Does everyone need a Covid-19 booster shot? Here’s what scientists say
Some people are trying to get Covid-19 booster shots. Others aren’t sure if they need them. Mixed public health messages aren’t making personal-health decisions any clearer.
So far, the U.S. has authorized booster shots—an extra dose of the mRNA vaccines made by Pfizer Inc. and its partner BioNTech SE, and by Moderna Inc.—only for people who are immunocompromised, although others have managed to get them.
In August, the Biden administration indicated boosters would be available for the wider population starting Sept. 20. Regulators have since indicated they may take longer to review the data and may limit approval to specific groups or vaccines.
While scientists and doctors say there is likely no harm in getting a booster, a debate is under way about how helpful the shots are for people who aren’t immunocompromised. Many scientists say that because the vaccines are still providing good protection against severe illness and death—the increase in breakthrough infections aside—the need for widespread boosters is less clear. Others say that a booster’s additional protection provides even healthy people with meaningful benefits.
Stronger protection for the elderly
Studies indicate that a decline in vaccine effectiveness is leading to a rising number of mild to moderate breakthrough cases. What is unclear is whether the decline is due to time or the highly contagious Delta variant—or both. There is no conclusive evidence suggesting that vaccinated people’s decline in immunity is leading to a major rise in Covid-19 hospitalizations or death, many scientists say.
People who are elderly, frail or otherwise in high-risk groups have the clearest need for boosters, scientists say. “Older people tend to respond less vigorously to the first doses, which suggests that their immunity may wane more quickly," says David Topham, a professor of microbiology and immunology at the University of Rochester Medical Center. That population also represents the majority of hospitalized breakthrough infections—still a small portion of overall hospitalizations.
Robert Wachter, chair of the department of medicine at the University of California, San Francisco, says there is enough data showing a third dose of the Pfizer vaccine can help protect those who are at risk of a worse outcome, such as people over age 60, as well as those at risk of spreading it to vulnerable people, such as healthcare and nursing-home employees.
“If you got Pfizer more than six months ago, as I did, and you’re at more than a moderate risk of a bad outcome if you got infected, I think it’s a pretty clear call," says Dr. Wachter.
Questions for younger, healthier people
Less clear-cut is whether younger, healthier people need boosters. Without a significant rise in severe complications from breakthrough cases, some scientists advise waiting. “We don’t know if there are any disadvantages of receiving too many doses too early," says Saad Omer, director of the Yale Institute for Global Health.
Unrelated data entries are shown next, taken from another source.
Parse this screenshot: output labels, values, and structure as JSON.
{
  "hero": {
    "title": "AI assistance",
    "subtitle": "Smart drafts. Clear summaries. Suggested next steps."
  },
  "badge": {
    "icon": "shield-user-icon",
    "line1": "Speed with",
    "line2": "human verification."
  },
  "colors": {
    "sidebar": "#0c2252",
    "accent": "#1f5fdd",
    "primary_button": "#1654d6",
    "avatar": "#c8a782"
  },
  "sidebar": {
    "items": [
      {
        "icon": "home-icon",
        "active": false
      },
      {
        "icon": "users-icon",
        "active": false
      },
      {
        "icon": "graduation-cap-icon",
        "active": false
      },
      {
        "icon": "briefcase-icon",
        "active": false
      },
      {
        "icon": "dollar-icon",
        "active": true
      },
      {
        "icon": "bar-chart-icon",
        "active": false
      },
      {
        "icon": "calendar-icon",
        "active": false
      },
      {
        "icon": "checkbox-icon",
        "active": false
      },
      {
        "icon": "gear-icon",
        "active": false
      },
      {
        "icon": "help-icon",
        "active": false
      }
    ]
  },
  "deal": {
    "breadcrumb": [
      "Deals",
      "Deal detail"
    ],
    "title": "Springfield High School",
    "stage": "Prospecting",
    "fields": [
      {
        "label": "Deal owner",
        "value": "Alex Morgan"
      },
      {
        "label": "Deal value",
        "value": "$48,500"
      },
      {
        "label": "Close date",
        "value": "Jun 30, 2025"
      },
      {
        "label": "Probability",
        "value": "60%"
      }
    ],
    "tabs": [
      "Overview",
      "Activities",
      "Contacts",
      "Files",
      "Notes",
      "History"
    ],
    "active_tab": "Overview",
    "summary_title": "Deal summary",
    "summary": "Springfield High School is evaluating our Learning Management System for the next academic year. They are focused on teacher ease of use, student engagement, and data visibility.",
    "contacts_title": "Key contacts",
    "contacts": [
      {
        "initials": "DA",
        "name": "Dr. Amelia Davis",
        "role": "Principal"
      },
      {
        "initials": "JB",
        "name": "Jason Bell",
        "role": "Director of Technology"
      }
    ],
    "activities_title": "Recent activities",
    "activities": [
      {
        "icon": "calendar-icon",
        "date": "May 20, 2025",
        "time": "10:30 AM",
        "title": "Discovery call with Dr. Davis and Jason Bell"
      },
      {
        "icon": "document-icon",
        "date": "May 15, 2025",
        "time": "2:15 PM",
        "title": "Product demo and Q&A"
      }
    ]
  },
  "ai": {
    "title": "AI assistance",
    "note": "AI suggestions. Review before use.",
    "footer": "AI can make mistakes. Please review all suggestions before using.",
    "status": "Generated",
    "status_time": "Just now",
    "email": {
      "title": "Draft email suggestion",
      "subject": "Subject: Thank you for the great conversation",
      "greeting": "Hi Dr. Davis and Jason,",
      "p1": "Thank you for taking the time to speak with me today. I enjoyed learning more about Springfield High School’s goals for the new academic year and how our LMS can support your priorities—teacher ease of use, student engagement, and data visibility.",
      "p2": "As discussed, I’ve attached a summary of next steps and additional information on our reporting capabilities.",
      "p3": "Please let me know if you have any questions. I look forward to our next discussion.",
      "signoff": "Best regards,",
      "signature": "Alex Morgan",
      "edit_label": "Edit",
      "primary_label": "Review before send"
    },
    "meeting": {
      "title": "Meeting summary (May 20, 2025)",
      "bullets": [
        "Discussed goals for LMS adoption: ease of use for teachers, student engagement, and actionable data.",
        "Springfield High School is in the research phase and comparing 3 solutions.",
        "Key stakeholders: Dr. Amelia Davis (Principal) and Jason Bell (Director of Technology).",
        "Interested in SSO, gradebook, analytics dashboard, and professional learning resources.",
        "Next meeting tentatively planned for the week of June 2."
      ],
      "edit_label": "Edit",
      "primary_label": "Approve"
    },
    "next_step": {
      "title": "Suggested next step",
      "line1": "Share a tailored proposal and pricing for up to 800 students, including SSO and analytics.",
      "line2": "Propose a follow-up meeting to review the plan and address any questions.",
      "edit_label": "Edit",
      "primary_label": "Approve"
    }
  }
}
The complexity of the body’s immune system makes the impact of a booster shot difficult to assess. Antibody levels from any vaccine or natural infection will decline over time, says Deepta Bhattacharya, a professor of immunobiology at the University of Arizona College of Medicine in Tucson. Yet “the ones that are left tend to be of higher quality, so it takes far fewer of them to protect against disease," he says, adding that it is difficult to tell exactly how much additional protection a booster shot would provide.
Dr. Bhattacharya also notes that companies are working on other boosters that specifically target the Delta variant.
“Any new variants coming up soon are likely to be derivatives of Delta," he says. “So there’s some questions as to whether or not we should maybe be thinking about waiting for a Delta-matched booster."
Others say any additional protection provides benefits, with little risk. Even a mild or moderate case of Covid-19 can make a person miserable for a week and can lead to persistent symptoms, or so-called long Covid, notes Dr. Wachter.
With boosters, “Why would you not do it if you can at zero cost and essentially zero risk," says Dr. Wachter.
Protecting the unvaccinated, including children
Boosters could also help reduce transmission to children who aren’t yet eligible for vaccination. Ali Ellebedy, an associate professor of pathology and immunology at Washington University School of Medicine in St. Louis, says the rise of the Delta variant has convinced him of the benefit of an additional vaccine dose. As a father of three children under 12 who aren’t yet eligible for the shots, Dr. Ellebedy says that an additional dose could help prevent him from getting a mild infection that he could pass on to his children, who could develop more serious cases.
Some public health advisers say governments should give priority to vaccinating the unvaccinated, both in the U.S. and abroad.
“We’re not safe until the world is safe," says Rebecca Wurtz, director of public health administration and policy at the University of Minnesota School of Public Health. “Variants are more likely to arise in unvaccinated populations and we’ve seen how quickly those variants can spread."
The World Health Organization recently reiterated guidance that countries with large supplies of coronavirus vaccines should halt giving booster shots through year’s end and make more doses available to poorer countries.
Ultimately, it is likely that the virus that causes Covid-19 will become part of the fabric of seasonal respiratory infections, like other coronaviruses, says Dr. Topham.
“Eventually we hope it becomes a routine thing and everybody acquires a level of immunity that prevents them from getting severe disease," he says. “Eventually children will acquire immunity that will carry into adulthood without needing to get a booster."